It’s easy to see many tasks that once required a PC are now commonly performed on smartphones. We listen to music, track our schedule, send emails, watch video, and (by the way) make phone calls with that little device in our pockets.
But the desktop isn’t obsolete just yet. Most of us aren’t writing reports, composing spreadsheets, or using QuickBase from our iPhones, Androids, or Blackberrys. There are three smartphone apps available for QuickBase, all released in 2010. You can read my review of them here.
These initial QuickBase apps are faced with the limits of screen size and functionality on current smartphones. But I believe that the ability to make full use of QuickBase from your smartphone is going to vastly improve.
The rough edges will be quickly smoothed.
The next generation of QuickBase smartphone apps should arrive fairly soon — by the end of 2011, I hope — and fix some of the biggest hurdles left standing by the initial app releases. For example:
- The next generation of apps will read app tokens from email, so you don’t have to type those 26-character strings by hand — er, thumb.
- They will allow some basic data entry – similar to grid edit on the desktop. If you can see a record, you’ll be able to edit inside the fields that are displayed.
- Larger screens and better screen resolution will improve the display of data in the apps.
Steps towards improving data entry.
Typing into a smartphone is never going to be easy, though the new phones with “zigzag” text-entry technology are a big step forward. If you just have to enter a small amount of data, typing onto a tiny keyboard is okay.
Voice recognition is a still better prospect.
Thankfully, the hard part of voice recognition – turning sounds into words on a screen – has taken huge strides. When I tell my phone, “Navigate to the nearest Home Depot,” I don’t even have to worry that I’m going to end up at a train station instead.
Alternate display methods can help overcome small screen obstacle.

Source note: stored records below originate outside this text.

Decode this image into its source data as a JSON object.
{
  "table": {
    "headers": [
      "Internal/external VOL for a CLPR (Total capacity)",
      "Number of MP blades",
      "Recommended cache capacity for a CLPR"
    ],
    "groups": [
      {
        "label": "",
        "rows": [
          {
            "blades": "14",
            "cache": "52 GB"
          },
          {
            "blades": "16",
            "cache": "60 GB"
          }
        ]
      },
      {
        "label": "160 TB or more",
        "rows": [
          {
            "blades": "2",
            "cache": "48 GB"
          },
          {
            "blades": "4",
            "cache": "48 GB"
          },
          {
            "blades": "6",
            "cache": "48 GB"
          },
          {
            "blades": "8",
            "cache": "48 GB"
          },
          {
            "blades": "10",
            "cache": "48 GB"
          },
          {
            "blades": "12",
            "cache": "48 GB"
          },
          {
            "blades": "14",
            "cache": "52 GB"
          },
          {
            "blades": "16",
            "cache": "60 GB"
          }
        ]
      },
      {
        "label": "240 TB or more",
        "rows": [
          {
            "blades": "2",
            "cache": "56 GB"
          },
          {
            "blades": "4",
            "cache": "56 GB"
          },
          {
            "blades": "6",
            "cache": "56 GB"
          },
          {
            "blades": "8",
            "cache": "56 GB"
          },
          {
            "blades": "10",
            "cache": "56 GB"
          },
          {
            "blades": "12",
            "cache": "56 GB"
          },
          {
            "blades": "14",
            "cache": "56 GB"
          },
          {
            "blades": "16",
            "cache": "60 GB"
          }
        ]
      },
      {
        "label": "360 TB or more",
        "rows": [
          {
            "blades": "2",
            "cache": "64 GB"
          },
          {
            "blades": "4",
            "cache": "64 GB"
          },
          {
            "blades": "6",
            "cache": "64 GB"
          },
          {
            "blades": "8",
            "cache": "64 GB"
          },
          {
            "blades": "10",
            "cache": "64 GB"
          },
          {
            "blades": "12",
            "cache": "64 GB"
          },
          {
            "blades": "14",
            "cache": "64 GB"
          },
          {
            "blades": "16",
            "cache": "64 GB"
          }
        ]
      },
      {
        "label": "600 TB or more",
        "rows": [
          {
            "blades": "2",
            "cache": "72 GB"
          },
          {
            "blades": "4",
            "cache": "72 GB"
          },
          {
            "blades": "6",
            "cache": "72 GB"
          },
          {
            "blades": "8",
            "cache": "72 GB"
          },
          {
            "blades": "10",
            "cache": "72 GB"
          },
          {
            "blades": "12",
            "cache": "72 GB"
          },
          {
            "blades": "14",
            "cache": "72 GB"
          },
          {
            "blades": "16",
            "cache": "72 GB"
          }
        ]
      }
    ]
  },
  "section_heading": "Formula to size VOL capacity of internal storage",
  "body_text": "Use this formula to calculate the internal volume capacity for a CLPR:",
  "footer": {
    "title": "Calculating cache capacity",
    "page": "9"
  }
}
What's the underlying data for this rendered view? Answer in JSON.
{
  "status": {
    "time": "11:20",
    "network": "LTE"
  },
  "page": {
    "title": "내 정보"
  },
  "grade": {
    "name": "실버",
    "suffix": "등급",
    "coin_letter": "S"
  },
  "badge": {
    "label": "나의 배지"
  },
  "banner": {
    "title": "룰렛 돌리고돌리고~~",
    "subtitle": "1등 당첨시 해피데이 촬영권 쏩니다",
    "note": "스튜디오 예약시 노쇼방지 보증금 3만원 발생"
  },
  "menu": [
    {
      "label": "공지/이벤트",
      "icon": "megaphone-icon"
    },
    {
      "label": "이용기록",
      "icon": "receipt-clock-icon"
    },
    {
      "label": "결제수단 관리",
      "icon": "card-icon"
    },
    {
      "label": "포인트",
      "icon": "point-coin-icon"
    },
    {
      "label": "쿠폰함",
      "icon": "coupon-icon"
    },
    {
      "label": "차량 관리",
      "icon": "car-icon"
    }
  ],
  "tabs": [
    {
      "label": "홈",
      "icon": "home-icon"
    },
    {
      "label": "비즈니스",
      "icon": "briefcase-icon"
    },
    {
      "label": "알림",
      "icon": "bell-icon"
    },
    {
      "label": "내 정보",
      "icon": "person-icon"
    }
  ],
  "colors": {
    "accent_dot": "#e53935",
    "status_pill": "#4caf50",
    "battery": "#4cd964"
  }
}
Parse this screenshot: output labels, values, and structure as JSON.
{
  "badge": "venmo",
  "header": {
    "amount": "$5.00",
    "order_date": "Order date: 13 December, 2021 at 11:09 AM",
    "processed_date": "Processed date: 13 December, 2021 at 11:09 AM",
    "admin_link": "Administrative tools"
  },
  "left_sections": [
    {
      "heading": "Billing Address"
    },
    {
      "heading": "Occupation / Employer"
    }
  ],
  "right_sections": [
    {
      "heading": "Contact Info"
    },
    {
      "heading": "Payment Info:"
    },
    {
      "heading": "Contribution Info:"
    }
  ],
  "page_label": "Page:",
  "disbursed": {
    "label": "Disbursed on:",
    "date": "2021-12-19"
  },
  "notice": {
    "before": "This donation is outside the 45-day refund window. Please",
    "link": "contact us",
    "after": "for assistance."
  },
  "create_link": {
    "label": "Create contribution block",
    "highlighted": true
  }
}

Can you really fill out a whole form when you can just see a little piece of it at a time? I think that as database pros, we need to come up with another kind way of viewing the data – perhaps with lots of small pages, like a deck of cards – before you can confidently handle data entry with your smartphone. The desktop equivalent would be multi-tab forms in QuickBase. This could translate easily to the stack of cards in a mobile version of the form.
I’m confident that, given some time, we’ll get there.Posted in Partner Perspective